That attitudes may not have changed from an older generation to Kavanaugh’s — and may have gotten still worse, and not only at elitist Georgetown Prep, but in society at large — is sad beyond telling, says Ray McGovern.
By Ray McGovern
Special to Consortium News
From my own experience while a callow youth at a Jesuit boys-only high school, I believe it highly unlikely that Georgetown Jesuit Prepster Brent Kavanaugh ever thought of asking God the question Helen posed. For Kavanaugh, as for the rest of us, the answer was self-evident — much clearer than 13th century Thomas Aquinas’s “proofs” for the existence of God.
At my Jesuit high school, as at Kavanaugh’s, the concept of God-like male supremacy was deeply entrenched — from the priests and other all-male faculty to the bonhomie of the young “good-natured men” in the smoke-infested Senior Room.
The Jesuits encouraged us to think of ourselves — each one of us — as exceptional, down to the last man, so to speak. It was Lake Wobegone on steroids. We had been pre-selected to become the future leaders of the sole exceptional country in the world — an ethos that prevails, in spades, at Georgetown Prep.
Happily, we were spared Aquinas’s “insights” on women, whom he described as defective, misbegotten males. It was not until college that I learned Thomas deemed women “the result of some debility … or of some change effected by external influences, like the south wind, for example, which is damp, as we are told by Aristotle.”
Is God ‘One of the Boys’
Even without Aquinas, though, the culture of the Prep spoke loudly, if less directly, of the subordinate status of women. It should come as no surprise, then, that this prep-school milieu left us precocious adolescents quite comfortable with an all-powerful God who was “one of the boys.”
For me, though, high school was a half-century ago.
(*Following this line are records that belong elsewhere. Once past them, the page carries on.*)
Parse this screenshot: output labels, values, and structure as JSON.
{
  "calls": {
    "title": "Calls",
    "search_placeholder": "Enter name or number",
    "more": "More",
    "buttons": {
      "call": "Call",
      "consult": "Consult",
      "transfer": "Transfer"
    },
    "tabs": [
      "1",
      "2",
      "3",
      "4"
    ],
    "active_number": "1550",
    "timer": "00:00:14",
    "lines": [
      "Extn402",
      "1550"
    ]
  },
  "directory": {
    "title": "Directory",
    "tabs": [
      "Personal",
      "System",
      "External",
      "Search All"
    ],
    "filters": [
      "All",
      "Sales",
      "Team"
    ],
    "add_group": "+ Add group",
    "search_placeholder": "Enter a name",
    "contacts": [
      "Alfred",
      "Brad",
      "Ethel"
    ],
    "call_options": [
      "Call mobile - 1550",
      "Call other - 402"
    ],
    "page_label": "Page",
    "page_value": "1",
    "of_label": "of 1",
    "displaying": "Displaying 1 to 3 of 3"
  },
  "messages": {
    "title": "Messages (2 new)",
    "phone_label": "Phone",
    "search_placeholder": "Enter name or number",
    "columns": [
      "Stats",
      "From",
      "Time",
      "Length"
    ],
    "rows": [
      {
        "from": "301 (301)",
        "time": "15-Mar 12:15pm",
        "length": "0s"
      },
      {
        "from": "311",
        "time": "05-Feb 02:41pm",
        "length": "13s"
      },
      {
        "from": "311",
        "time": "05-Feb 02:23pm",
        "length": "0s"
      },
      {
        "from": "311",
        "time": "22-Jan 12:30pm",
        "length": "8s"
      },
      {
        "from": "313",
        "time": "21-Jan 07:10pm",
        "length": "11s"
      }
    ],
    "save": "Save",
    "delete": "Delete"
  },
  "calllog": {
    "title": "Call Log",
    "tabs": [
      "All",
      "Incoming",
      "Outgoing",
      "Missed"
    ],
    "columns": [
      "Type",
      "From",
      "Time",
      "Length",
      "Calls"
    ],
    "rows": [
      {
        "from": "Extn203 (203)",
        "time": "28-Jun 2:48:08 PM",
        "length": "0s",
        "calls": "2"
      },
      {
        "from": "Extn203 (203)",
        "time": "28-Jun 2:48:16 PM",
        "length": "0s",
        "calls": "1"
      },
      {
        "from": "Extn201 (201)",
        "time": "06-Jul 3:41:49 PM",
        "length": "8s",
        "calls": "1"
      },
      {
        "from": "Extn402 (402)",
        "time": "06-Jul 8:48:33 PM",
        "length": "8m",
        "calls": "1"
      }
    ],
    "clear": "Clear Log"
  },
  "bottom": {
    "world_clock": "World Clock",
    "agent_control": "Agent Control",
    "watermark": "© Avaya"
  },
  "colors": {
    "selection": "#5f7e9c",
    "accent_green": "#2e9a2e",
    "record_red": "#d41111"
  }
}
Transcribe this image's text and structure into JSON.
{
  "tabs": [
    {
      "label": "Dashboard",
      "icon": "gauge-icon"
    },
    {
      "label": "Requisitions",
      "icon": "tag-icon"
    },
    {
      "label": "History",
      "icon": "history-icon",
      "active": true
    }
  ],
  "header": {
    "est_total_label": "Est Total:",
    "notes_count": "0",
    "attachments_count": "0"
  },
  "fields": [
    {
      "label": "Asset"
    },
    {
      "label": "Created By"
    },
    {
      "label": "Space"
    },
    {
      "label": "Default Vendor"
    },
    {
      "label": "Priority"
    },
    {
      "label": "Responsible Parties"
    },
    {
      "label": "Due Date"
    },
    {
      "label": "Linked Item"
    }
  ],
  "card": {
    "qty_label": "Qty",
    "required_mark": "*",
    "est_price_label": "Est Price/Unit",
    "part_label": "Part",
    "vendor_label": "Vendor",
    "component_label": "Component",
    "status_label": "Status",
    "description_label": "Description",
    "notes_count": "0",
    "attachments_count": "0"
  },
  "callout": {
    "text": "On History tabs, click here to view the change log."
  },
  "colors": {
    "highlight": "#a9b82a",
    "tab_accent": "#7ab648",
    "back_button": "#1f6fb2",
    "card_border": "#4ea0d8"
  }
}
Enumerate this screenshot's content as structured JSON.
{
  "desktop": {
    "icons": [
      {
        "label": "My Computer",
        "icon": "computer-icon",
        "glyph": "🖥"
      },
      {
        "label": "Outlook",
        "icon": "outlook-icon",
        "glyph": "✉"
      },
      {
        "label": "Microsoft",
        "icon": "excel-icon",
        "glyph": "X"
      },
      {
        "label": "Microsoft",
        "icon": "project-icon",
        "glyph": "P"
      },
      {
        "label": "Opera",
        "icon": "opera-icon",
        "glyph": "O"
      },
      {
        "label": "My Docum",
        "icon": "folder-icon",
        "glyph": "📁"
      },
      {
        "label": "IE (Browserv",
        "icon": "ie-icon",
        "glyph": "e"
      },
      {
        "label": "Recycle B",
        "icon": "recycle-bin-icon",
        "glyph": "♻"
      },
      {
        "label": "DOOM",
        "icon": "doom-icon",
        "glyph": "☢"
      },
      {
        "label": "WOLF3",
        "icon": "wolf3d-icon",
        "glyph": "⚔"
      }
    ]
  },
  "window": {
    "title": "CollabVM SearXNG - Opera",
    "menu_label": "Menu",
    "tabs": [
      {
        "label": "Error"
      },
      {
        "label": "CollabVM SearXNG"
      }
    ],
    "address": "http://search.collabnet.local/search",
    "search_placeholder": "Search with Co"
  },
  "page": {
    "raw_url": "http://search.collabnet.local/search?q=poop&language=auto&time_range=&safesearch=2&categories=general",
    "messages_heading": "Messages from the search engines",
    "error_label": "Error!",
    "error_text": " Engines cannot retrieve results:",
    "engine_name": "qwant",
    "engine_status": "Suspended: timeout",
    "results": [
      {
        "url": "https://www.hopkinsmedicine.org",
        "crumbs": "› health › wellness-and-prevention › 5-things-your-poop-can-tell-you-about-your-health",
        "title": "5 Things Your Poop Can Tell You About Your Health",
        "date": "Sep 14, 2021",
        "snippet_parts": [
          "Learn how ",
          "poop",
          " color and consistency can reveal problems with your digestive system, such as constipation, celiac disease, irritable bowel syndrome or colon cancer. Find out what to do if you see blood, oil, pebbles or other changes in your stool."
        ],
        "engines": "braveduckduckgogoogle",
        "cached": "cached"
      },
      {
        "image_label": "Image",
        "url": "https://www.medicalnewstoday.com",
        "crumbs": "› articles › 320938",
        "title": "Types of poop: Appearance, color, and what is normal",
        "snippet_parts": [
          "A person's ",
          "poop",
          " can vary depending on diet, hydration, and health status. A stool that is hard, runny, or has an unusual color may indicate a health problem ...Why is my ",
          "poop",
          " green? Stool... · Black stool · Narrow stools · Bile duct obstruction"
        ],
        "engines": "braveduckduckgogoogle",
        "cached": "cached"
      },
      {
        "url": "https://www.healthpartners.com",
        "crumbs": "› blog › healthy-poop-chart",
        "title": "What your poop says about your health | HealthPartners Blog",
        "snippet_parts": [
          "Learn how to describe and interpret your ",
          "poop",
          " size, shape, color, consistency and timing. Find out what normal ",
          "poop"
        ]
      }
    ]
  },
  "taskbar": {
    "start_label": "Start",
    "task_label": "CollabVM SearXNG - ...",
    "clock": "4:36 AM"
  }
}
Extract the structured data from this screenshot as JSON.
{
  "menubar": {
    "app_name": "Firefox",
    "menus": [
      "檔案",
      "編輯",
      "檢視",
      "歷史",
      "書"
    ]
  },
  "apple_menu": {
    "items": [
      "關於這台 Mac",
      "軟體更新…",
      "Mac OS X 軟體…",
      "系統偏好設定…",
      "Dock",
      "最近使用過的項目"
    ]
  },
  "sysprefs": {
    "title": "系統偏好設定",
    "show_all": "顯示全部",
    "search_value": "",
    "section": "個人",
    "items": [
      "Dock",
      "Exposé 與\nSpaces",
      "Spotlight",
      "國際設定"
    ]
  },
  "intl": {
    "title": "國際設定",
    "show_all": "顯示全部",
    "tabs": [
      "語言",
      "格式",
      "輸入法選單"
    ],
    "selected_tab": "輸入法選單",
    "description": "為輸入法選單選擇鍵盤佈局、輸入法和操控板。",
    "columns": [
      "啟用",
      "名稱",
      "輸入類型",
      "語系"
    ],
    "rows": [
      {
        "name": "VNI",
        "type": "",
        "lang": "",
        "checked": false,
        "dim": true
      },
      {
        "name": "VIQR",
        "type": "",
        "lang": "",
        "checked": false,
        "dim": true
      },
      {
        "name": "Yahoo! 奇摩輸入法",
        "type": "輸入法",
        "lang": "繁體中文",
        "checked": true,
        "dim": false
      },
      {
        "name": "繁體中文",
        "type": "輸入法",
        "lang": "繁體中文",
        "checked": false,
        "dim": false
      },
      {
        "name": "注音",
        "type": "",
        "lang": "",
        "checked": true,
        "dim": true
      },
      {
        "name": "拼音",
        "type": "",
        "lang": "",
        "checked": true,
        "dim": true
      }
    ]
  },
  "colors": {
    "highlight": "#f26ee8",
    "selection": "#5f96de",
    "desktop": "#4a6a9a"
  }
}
The reality that attitudes have not changed between my generation and Kavanaugh’s — and may have gotten still worse, not only at…